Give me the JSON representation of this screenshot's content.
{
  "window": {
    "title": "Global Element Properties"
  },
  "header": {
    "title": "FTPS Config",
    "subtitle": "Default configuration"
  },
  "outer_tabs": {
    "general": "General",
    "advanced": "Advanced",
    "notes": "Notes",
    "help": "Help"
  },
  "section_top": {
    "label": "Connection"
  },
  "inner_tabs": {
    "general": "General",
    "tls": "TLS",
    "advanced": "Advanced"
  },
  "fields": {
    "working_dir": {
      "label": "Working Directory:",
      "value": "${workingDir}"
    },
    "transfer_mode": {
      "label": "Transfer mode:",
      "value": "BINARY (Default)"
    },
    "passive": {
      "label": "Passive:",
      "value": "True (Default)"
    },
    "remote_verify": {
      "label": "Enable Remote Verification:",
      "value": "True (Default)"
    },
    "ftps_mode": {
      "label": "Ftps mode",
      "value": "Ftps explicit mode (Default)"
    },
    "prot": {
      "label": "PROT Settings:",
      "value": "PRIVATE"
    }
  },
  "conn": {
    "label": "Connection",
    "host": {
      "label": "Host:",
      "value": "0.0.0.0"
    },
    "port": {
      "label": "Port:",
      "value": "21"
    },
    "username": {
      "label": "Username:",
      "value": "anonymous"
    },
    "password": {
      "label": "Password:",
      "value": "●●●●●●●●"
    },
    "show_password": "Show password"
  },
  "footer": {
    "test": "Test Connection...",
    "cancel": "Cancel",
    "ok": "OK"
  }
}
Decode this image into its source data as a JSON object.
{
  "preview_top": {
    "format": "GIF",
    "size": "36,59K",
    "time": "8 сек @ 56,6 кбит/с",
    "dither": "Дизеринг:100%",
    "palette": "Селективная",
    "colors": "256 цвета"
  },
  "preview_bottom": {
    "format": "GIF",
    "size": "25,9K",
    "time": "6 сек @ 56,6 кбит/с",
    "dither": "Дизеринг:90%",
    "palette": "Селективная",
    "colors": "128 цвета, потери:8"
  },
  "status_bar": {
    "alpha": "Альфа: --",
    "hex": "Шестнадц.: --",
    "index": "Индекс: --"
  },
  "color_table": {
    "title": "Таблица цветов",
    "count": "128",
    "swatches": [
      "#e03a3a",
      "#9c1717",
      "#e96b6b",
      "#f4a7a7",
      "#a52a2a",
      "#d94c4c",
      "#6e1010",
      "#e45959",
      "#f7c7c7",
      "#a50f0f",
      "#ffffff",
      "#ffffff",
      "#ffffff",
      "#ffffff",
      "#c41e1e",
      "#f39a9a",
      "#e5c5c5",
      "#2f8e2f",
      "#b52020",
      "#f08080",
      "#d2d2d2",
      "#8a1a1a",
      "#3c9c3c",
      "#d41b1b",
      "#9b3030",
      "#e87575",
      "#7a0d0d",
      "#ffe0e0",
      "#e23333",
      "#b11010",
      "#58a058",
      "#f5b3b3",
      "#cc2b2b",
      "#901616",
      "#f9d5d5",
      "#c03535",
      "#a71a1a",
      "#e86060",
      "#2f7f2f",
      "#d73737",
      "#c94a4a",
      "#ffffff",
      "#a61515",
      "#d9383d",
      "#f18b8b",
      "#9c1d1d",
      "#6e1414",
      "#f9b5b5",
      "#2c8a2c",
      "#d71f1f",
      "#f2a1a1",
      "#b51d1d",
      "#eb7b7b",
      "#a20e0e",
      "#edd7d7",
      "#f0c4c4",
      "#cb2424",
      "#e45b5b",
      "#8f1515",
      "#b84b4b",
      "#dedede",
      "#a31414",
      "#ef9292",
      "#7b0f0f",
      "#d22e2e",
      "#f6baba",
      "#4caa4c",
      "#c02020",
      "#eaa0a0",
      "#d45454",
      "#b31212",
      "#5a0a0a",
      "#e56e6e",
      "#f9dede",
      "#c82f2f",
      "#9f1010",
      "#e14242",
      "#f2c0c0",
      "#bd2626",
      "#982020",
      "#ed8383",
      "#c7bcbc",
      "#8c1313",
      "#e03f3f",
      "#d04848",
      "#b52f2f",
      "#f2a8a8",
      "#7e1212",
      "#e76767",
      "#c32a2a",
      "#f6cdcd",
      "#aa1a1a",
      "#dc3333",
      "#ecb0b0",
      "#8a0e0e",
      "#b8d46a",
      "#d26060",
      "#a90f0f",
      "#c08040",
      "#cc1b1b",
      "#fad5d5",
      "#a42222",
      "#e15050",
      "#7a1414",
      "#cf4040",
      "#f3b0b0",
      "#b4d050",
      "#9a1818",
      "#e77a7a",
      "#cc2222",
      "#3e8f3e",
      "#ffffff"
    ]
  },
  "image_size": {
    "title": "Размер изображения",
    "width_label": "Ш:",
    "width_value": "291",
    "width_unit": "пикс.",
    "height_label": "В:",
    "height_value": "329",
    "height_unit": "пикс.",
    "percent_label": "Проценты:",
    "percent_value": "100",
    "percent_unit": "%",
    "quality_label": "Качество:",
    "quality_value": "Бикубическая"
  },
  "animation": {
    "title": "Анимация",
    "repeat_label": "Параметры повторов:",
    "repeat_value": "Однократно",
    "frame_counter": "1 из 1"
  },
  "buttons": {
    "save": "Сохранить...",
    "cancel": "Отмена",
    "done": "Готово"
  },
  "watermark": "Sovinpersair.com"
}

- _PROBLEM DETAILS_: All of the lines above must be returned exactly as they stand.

- _COMPLETED EXERCISE_:
Give me the JSON representation of this screenshot's content.
{
  "window": {
    "title": "Global Element Properties"
  },
  "header": {
    "title": "FTPS Config",
    "subtitle": "Default configuration"
  },
  "outer_tabs": {
    "general": "General",
    "advanced": "Advanced",
    "notes": "Notes",
    "help": "Help"
  },
  "section_top": {
    "label": "Connection"
  },
  "inner_tabs": {
    "general": "General",
    "tls": "TLS",
    "advanced": "Advanced"
  },
  "fields": {
    "working_dir": {
      "label": "Working Directory:",
      "value": "${workingDir}"
    },
    "transfer_mode": {
      "label": "Transfer mode:",
      "value": "BINARY (Default)"
    },
    "passive": {
      "label": "Passive:",
      "value": "True (Default)"
    },
    "remote_verify": {
      "label": "Enable Remote Verification:",
      "value": "True (Default)"
    },
    "ftps_mode": {
      "label": "Ftps mode",
      "value": "Ftps explicit mode (Default)"
    },
    "prot": {
      "label": "PROT Settings:",
      "value": "PRIVATE"
    }
  },
  "conn": {
    "label": "Connection",
    "host": {
      "label": "Host:",
      "value": "0.0.0.0"
    },
    "port": {
      "label": "Port:",
      "value": "21"
    },
    "username": {
      "label": "Username:",
      "value": "anonymous"
    },
    "password": {
      "label": "Password:",
      "value": "●●●●●●●●"
    },
    "show_password": "Show password"
  },
  "footer": {
    "test": "Test Connection...",
    "cancel": "Cancel",
    "ok": "OK"
  }
}
Decode this image into its source data as a JSON object.
{
  "preview_top": {
    "format": "GIF",
    "size": "36,59K",
    "time": "8 сек @ 56,6 кбит/с",
    "dither": "Дизеринг:100%",
    "palette": "Селективная",
    "colors": "256 цвета"
  },
  "preview_bottom": {
    "format": "GIF",
    "size": "25,9K",
    "time": "6 сек @ 56,6 кбит/с",
    "dither": "Дизеринг:90%",
    "palette": "Селективная",
    "colors": "128 цвета, потери:8"
  },
  "status_bar": {
    "alpha": "Альфа: --",
    "hex": "Шестнадц.: --",
    "index": "Индекс: --"
  },
  "color_table": {
    "title": "Таблица цветов",
    "count": "128",
    "swatches": [
      "#e03a3a",
      "#9c1717",
      "#e96b6b",
      "#f4a7a7",
      "#a52a2a",
      "#d94c4c",
      "#6e1010",
      "#e45959",
      "#f7c7c7",
      "#a50f0f",
      "#ffffff",
      "#ffffff",
      "#ffffff",
      "#ffffff",
      "#c41e1e",
      "#f39a9a",
      "#e5c5c5",
      "#2f8e2f",
      "#b52020",
      "#f08080",
      "#d2d2d2",
      "#8a1a1a",
      "#3c9c3c",
      "#d41b1b",
      "#9b3030",
      "#e87575",
      "#7a0d0d",
      "#ffe0e0",
      "#e23333",
      "#b11010",
      "#58a058",
      "#f5b3b3",
      "#cc2b2b",
      "#901616",
      "#f9d5d5",
      "#c03535",
      "#a71a1a",
      "#e86060",
      "#2f7f2f",
      "#d73737",
      "#c94a4a",
      "#ffffff",
      "#a61515",
      "#d9383d",
      "#f18b8b",
      "#9c1d1d",
      "#6e1414",
      "#f9b5b5",
      "#2c8a2c",
      "#d71f1f",
      "#f2a1a1",
      "#b51d1d",
      "#eb7b7b",
      "#a20e0e",
      "#edd7d7",
      "#f0c4c4",
      "#cb2424",
      "#e45b5b",
      "#8f1515",
      "#b84b4b",
      "#dedede",
      "#a31414",
      "#ef9292",
      "#7b0f0f",
      "#d22e2e",
      "#f6baba",
      "#4caa4c",
      "#c02020",
      "#eaa0a0",
      "#d45454",
      "#b31212",
      "#5a0a0a",
      "#e56e6e",
      "#f9dede",
      "#c82f2f",
      "#9f1010",
      "#e14242",
      "#f2c0c0",
      "#bd2626",
      "#982020",
      "#ed8383",
      "#c7bcbc",
      "#8c1313",
      "#e03f3f",
      "#d04848",
      "#b52f2f",
      "#f2a8a8",
      "#7e1212",
      "#e76767",
      "#c32a2a",
      "#f6cdcd",
      "#aa1a1a",
      "#dc3333",
      "#ecb0b0",
      "#8a0e0e",
      "#b8d46a",
      "#d26060",
      "#a90f0f",
      "#c08040",
      "#cc1b1b",
      "#fad5d5",
      "#a42222",
      "#e15050",
      "#7a1414",
      "#cf4040",
      "#f3b0b0",
      "#b4d050",
      "#9a1818",
      "#e77a7a",
      "#cc2222",
      "#3e8f3e",
      "#ffffff"
    ]
  },
  "image_size": {
    "title": "Размер изображения",
    "width_label": "Ш:",
    "width_value": "291",
    "width_unit": "пикс.",
    "height_label": "В:",
    "height_value": "329",
    "height_unit": "пикс.",
    "percent_label": "Проценты:",
    "percent_value": "100",
    "percent_unit": "%",
    "quality_label": "Качество:",
    "quality_value": "Бикубическая"
  },
  "animation": {
    "title": "Анимация",
    "repeat_label": "Параметры повторов:",
    "repeat_value": "Однократно",
    "frame_counter": "1 из 1"
  },
  "buttons": {
    "save": "Сохранить...",
    "cancel": "Отмена",
    "done": "Готово"
  },
  "watermark": "Sovinpersair.com"
}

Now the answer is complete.